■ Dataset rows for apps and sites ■
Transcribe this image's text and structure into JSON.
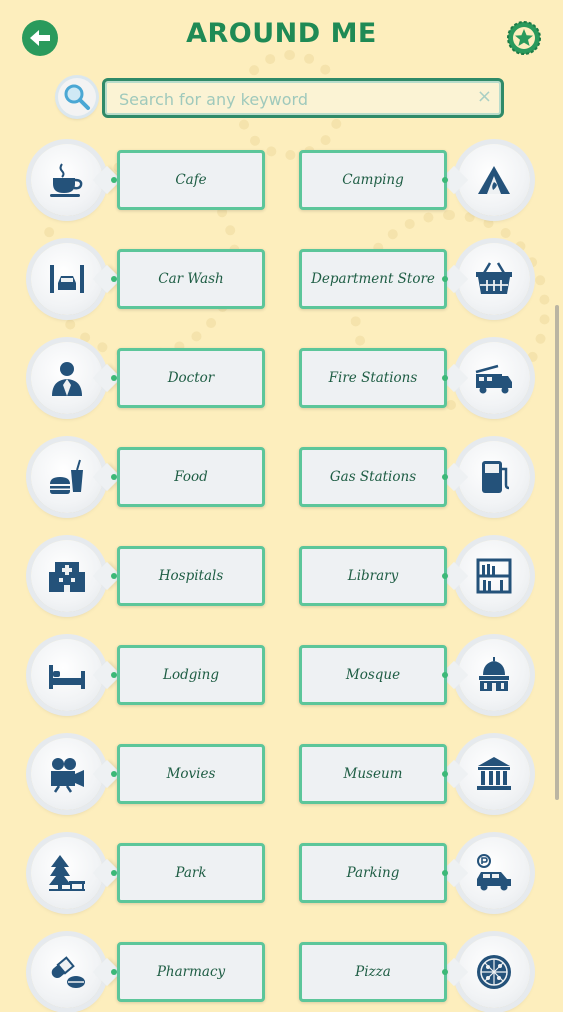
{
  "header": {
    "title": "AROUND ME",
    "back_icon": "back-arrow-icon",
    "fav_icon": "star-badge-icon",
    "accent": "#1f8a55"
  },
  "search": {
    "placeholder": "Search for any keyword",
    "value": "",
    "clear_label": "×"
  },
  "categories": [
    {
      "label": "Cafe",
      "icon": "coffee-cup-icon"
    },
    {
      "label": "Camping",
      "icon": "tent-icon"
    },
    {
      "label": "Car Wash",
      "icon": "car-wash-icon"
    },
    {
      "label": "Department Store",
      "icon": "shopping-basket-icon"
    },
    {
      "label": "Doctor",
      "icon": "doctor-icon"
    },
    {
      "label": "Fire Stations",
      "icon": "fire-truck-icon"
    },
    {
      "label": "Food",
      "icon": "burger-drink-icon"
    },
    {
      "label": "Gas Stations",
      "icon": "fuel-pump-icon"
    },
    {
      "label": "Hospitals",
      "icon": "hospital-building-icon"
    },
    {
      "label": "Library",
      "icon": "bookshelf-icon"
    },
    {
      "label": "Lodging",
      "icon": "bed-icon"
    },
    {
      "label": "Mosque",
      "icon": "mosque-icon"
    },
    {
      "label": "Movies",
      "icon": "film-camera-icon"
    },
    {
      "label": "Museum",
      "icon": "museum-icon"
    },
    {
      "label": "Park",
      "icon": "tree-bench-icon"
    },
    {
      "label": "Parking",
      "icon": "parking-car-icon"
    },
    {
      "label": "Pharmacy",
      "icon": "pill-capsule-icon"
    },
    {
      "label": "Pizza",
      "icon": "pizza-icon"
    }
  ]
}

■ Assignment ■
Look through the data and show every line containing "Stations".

■ Expected output ■
      "label": "Fire Stations",
      "label": "Gas Stations",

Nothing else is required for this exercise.